Apple Joins Overseas Corporate Tax and Repatriation Debate in Washington D.C.

Print Email

Apple Inc. (NASDAQ: AAPL) set a record for its $17 billion debt offering in the last month, but the entire borrowing could have been avoided if there was not such a high corporate tax penalty for companies to repatriate their profits earnings overseas and in foreign entities. Now Apple is joining in on the overseas taxes and the corporate income tax debate. The company will testify before the Permanent Subcommittee on Investigations and this pertains to the so-called repatriation tax that is so heavily debated (and misunderstood) by the public.

What is so interesting here is that Apple is sounding more and more like any other company that wants to maximize its tax benefits within the existing laws. Taxation of foreign income is an ongoing hot-button and it will be interesting to see exactly how this debate will take place now that it includes Apple. Will the public continue to think that Apple can do no wrong?

Apple’s defense starts out that it is likely the highest paying corporation for income taxes in America. It also talks about employing tens of thousands of Americans and pays billions of dollars each year to the US Treasury in corporate income and payroll taxes. Keep in mind that Apple now has well over $100 billion in cash. The company would also have to pay out billions upon billions of dollars that would be a penalty if the company brought that cash back into the U.S.

The company said, “Apple welcomes an objective examination of the US corporate tax system, which has not kept pace with the advent of the digital age and the rapidly changing global economy. The Company supports comprehensive tax reform as a necessary step to promote growth and enable American multinational companies to remain competitive with their foreign counterparts in both domestic and international markets.”

Apple will claim that it has created or supported approximately 600,000 jobs in the US, broken down as 50,000 by the company and another 550,000 or so at other companies. Some 290,000 of those are tied to the new “app economy.” Apple also claims that its 2012 U.S. tax bill of $6 billion is close to $1 of every $40 in income received from corporations. It showed a 30.5% tax rate last year and expects to pay closer to $7 billion in 2013. Here are some additional bullet points:

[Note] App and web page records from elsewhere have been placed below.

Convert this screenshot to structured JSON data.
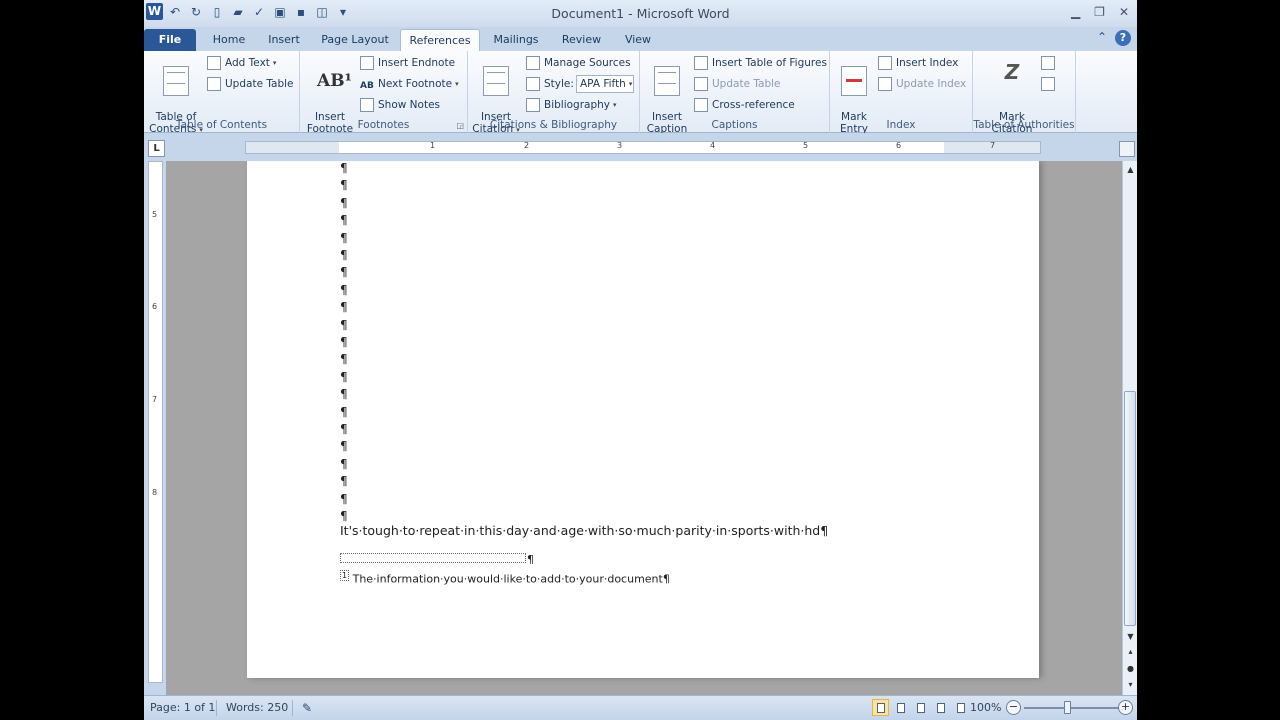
{
  "title": "Document1  -  Microsoft Word",
  "app_logo": "W",
  "tabs": [
    "File",
    "Home",
    "Insert",
    "Page Layout",
    "References",
    "Mailings",
    "Review",
    "View"
  ],
  "active_tab": "References",
  "ribbon": {
    "toc": {
      "big": "Table of\nContents",
      "add_text": "Add Text",
      "update_table": "Update Table",
      "group": "Table of Contents"
    },
    "footnotes": {
      "big": "Insert\nFootnote",
      "insert_endnote": "Insert Endnote",
      "next_footnote": "Next Footnote",
      "show_notes": "Show Notes",
      "group": "Footnotes"
    },
    "citations": {
      "big": "Insert\nCitation",
      "manage_sources": "Manage Sources",
      "style_label": "Style:",
      "style_value": "APA Fifth",
      "bibliography": "Bibliography",
      "group": "Citations & Bibliography"
    },
    "captions": {
      "big": "Insert\nCaption",
      "insert_table_figures": "Insert Table of Figures",
      "update_table": "Update Table",
      "cross_reference": "Cross-reference",
      "group": "Captions"
    },
    "index": {
      "big": "Mark\nEntry",
      "insert_index": "Insert Index",
      "update_index": "Update Index",
      "group": "Index"
    },
    "authorities": {
      "big": "Mark\nCitation",
      "group": "Table of Authorities"
    }
  },
  "ruler_numbers": [
    "1",
    "2",
    "3",
    "4",
    "5",
    "6",
    "7"
  ],
  "vruler_numbers": [
    "5",
    "6",
    "7",
    "8"
  ],
  "document": {
    "empty_paragraphs": [
      "¶",
      "¶",
      "¶",
      "¶",
      "¶",
      "¶",
      "¶",
      "¶",
      "¶",
      "¶",
      "¶",
      "¶",
      "¶",
      "¶",
      "¶",
      "¶",
      "¶",
      "¶",
      "¶",
      "¶",
      "¶"
    ],
    "body_line": "It's·tough·to·repeat·in·this·day·and·age·with·so·much·parity·in·sports·with·hd¶",
    "footnote_sep_mark": "¶",
    "footnote_text": "The·information·you·would·like·to·add·to·your·document¶",
    "footnote_ref": "1"
  },
  "status": {
    "page": "Page: 1 of 1",
    "words": "Words: 250",
    "zoom": "100%"
  }
}
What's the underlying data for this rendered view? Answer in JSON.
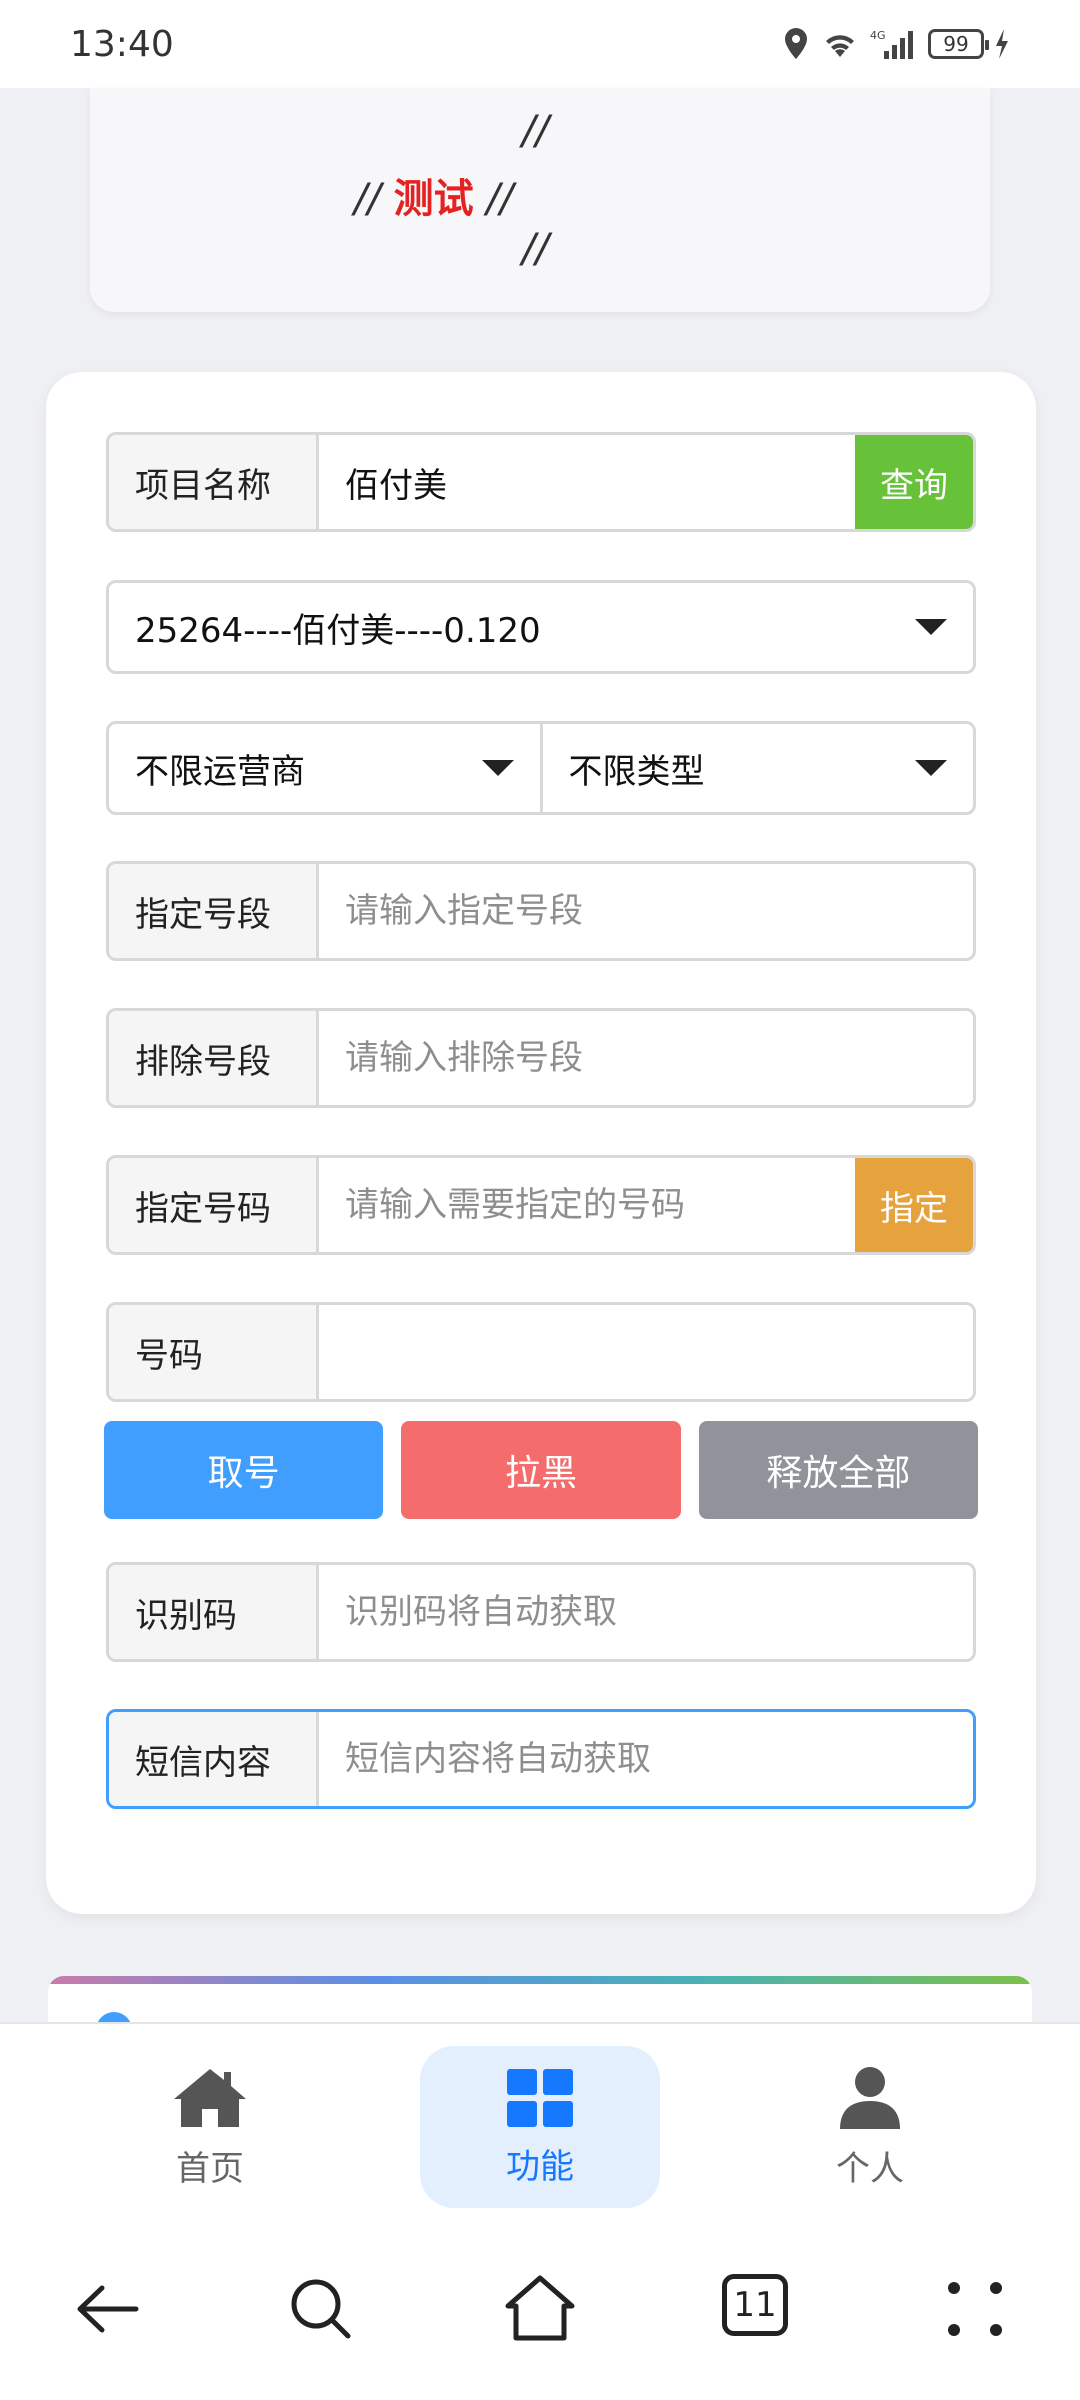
{
  "status_bar": {
    "time": "13:40",
    "battery": "99",
    "network": "4G"
  },
  "notice": {
    "slashes": "//",
    "highlight": "测试"
  },
  "form": {
    "project": {
      "label": "项目名称",
      "value": "佰付美",
      "button": "查询"
    },
    "project_select": {
      "value": "25264----佰付美----0.120"
    },
    "operator_select": {
      "value": "不限运营商"
    },
    "type_select": {
      "value": "不限类型"
    },
    "segment": {
      "label": "指定号段",
      "placeholder": "请输入指定号段"
    },
    "exclude_segment": {
      "label": "排除号段",
      "placeholder": "请输入排除号段"
    },
    "specify_number": {
      "label": "指定号码",
      "placeholder": "请输入需要指定的号码",
      "button": "指定"
    },
    "number": {
      "label": "号码",
      "value": ""
    },
    "actions": {
      "get": "取号",
      "blacklist": "拉黑",
      "release_all": "释放全部"
    },
    "code": {
      "label": "识别码",
      "placeholder": "识别码将自动获取"
    },
    "sms": {
      "label": "短信内容",
      "placeholder": "短信内容将自动获取"
    }
  },
  "app_nav": {
    "items": [
      {
        "label": "首页",
        "icon": "home-icon"
      },
      {
        "label": "功能",
        "icon": "grid-icon",
        "active": true
      },
      {
        "label": "个人",
        "icon": "person-icon"
      }
    ]
  },
  "system_nav": {
    "tabs_count": "11"
  },
  "colors": {
    "green": "#67c23a",
    "orange": "#e6a23c",
    "blue": "#409eff",
    "red": "#f56c6c",
    "gray": "#909399",
    "nav_active": "#1677ff"
  }
}
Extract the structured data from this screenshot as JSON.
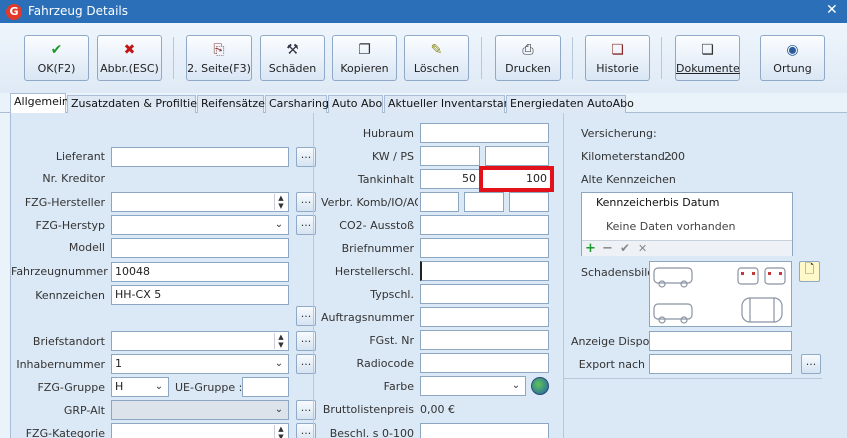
{
  "window": {
    "title": "Fahrzeug Details",
    "app_icon_glyph": "G",
    "close_glyph": "✕"
  },
  "toolbar": {
    "buttons": [
      {
        "label": "OK(F2)",
        "icon": "checkmark-icon",
        "glyph": "✔",
        "color": "#1c9a2e"
      },
      {
        "label": "Abbr.(ESC)",
        "icon": "cancel-icon",
        "glyph": "✖",
        "color": "#c21717"
      },
      {
        "label": "2. Seite(F3)",
        "icon": "page-icon",
        "glyph": "⎘",
        "color": "#8a3a3a"
      },
      {
        "label": "Schäden",
        "icon": "damage-icon",
        "glyph": "⚒",
        "color": "#334"
      },
      {
        "label": "Kopieren",
        "icon": "copy-icon",
        "glyph": "❐",
        "color": "#334"
      },
      {
        "label": "Löschen",
        "icon": "delete-icon",
        "glyph": "✎",
        "color": "#8a8a1a"
      },
      {
        "label": "Drucken",
        "icon": "printer-icon",
        "glyph": "⎙",
        "color": "#333"
      },
      {
        "label": "Historie",
        "icon": "history-icon",
        "glyph": "❏",
        "color": "#8a2a2a"
      },
      {
        "label": "Dokumente",
        "icon": "documents-icon",
        "glyph": "❏",
        "color": "#333"
      },
      {
        "label": "Ortung",
        "icon": "globe-icon",
        "glyph": "◉",
        "color": "#2a5c9a"
      }
    ]
  },
  "tabs": [
    "Allgemein",
    "Zusatzdaten & Profiltiefen",
    "Reifensätze",
    "Carsharing",
    "Auto Abo",
    "Aktueller Inventarstand",
    "Energiedaten AutoAbo"
  ],
  "left": {
    "lieferant": {
      "label": "Lieferant",
      "value": ""
    },
    "kreditor": {
      "label": "Nr. Kreditor"
    },
    "hersteller": {
      "label": "FZG-Hersteller",
      "value": ""
    },
    "herstyp": {
      "label": "FZG-Herstyp",
      "value": ""
    },
    "modell": {
      "label": "Modell",
      "value": ""
    },
    "fahrzeugnummer": {
      "label": "Fahrzeugnummer",
      "value": "10048"
    },
    "kennzeichen": {
      "label": "Kennzeichen",
      "value": "HH-CX 5"
    },
    "briefstandort": {
      "label": "Briefstandort",
      "value": ""
    },
    "inhabernummer": {
      "label": "Inhabernummer",
      "value": "1"
    },
    "fzg_gruppe": {
      "label": "FZG-Gruppe",
      "value": "H"
    },
    "ue_gruppe": {
      "label": "UE-Gruppe :",
      "value": ""
    },
    "grp_alt": {
      "label": "GRP-Alt",
      "value": ""
    },
    "fzg_kategorie": {
      "label": "FZG-Kategorie",
      "value": ""
    },
    "dots": "..."
  },
  "middle": {
    "hubraum": {
      "label": "Hubraum",
      "value": ""
    },
    "kw_ps": {
      "label": "KW / PS",
      "value1": "",
      "value2": ""
    },
    "tankinhalt": {
      "label": "Tankinhalt",
      "value1": "50",
      "value2": "100"
    },
    "verbr": {
      "label": "Verbr. Komb/IO/AO"
    },
    "co2": {
      "label": "CO2- Ausstoß",
      "value": ""
    },
    "briefnummer": {
      "label": "Briefnummer",
      "value": ""
    },
    "herstellerschl": {
      "label": "Herstellerschl.",
      "value": ""
    },
    "typschl": {
      "label": "Typschl.",
      "value": ""
    },
    "auftragsnummer": {
      "label": "Auftragsnummer",
      "value": ""
    },
    "fgst": {
      "label": "FGst. Nr",
      "value": ""
    },
    "radiocode": {
      "label": "Radiocode",
      "value": ""
    },
    "farbe": {
      "label": "Farbe",
      "value": ""
    },
    "bruttolistenpreis": {
      "label": "Bruttolistenpreis",
      "value": "0,00 €"
    },
    "beschl": {
      "label": "Beschl. s 0-100",
      "value": ""
    }
  },
  "right": {
    "versicherung": "Versicherung:",
    "kilometerstand_label": "Kilometerstand :",
    "kilometerstand_value": "200",
    "alte_kennzeichen": "Alte Kennzeichen",
    "list_col1": "Kennzeicher",
    "list_col2": "bis Datum",
    "list_empty": "Keine Daten vorhanden",
    "schadensbild": "Schadensbild",
    "anzeige_dispo": "Anzeige Dispo",
    "export_nach": "Export nach",
    "dots": "..."
  },
  "colors": {
    "title_bar": "#2a6fb8",
    "highlight": "#e3121a",
    "panel": "#dbe8f5"
  }
}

  • Apple has been a powerful engine of job creation in the US.
  • Apple pays an extraordinary amount in US taxes.
  • Apple does not use tax gimmicks.
  • Apple carefully manages its foreign cash holdings to support its overseas operations in the best interests of its shareholders.
  • The dividends distributed among Apple’s international affiliates, including AOI, are not subject to US corporate income tax.
  • Apple’s cost sharing agreement with two of its subsidiaries supports high-paying, tax-revenue generating jobs in the US.
  • AOI performs important business functions that facilitate and enhance Apple’s success in international markets; it is not a shell company.
  • Apple supports comprehensive reform of the US corporate tax system.

The company’s full pre-testimony report is here.